_REQUIREMENT_
Your response must be made up of each line in the data below that contains the string "right".

_Website and app data records_
####

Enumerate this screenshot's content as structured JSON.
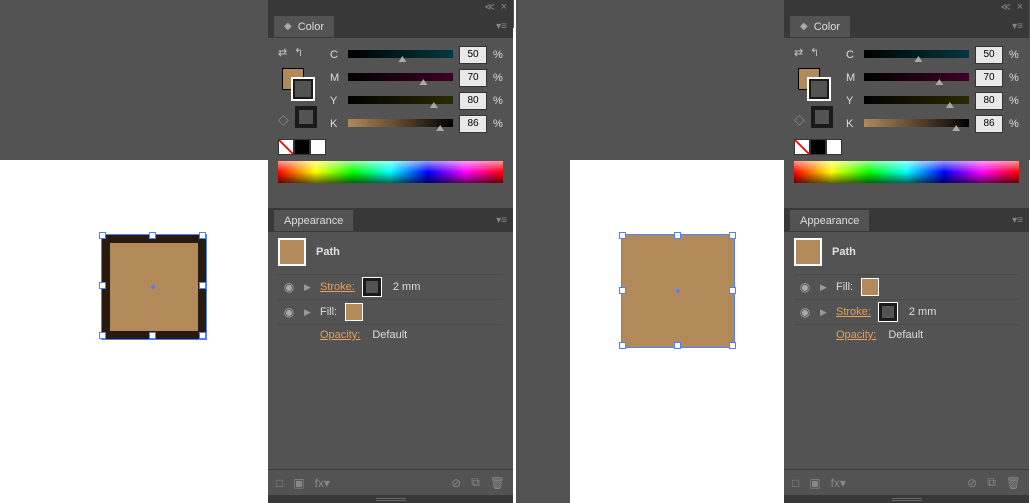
{
  "colors": {
    "fill": "#b28a5a",
    "stroke": "#1a1a1a",
    "accent": "#e8a05a"
  },
  "panels": {
    "color": {
      "title": "Color",
      "channels": [
        {
          "label": "C",
          "value": "50",
          "gradient": "linear-gradient(to right,#000,#005560)"
        },
        {
          "label": "M",
          "value": "70",
          "gradient": "linear-gradient(to right,#000,#550030)"
        },
        {
          "label": "Y",
          "value": "80",
          "gradient": "linear-gradient(to right,#000,#353500)"
        },
        {
          "label": "K",
          "value": "86",
          "gradient": "linear-gradient(to right,#b28a5a,#000)"
        }
      ],
      "percent": "%"
    },
    "appearance": {
      "title": "Appearance",
      "path_label": "Path",
      "stroke_label": "Stroke:",
      "stroke_value": "2 mm",
      "fill_label": "Fill:",
      "opacity_label": "Opacity:",
      "opacity_value": "Default"
    }
  },
  "left": {
    "appearance_order": [
      "stroke",
      "fill"
    ]
  },
  "right": {
    "appearance_order": [
      "fill",
      "stroke"
    ]
  }
}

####

_COMPLETED TASK_
          "gradient": "linear-gradient(to right,#000,#005560)"
          "gradient": "linear-gradient(to right,#000,#550030)"
          "gradient": "linear-gradient(to right,#000,#353500)"
          "gradient": "linear-gradient(to right,#b28a5a,#000)"
  "right": {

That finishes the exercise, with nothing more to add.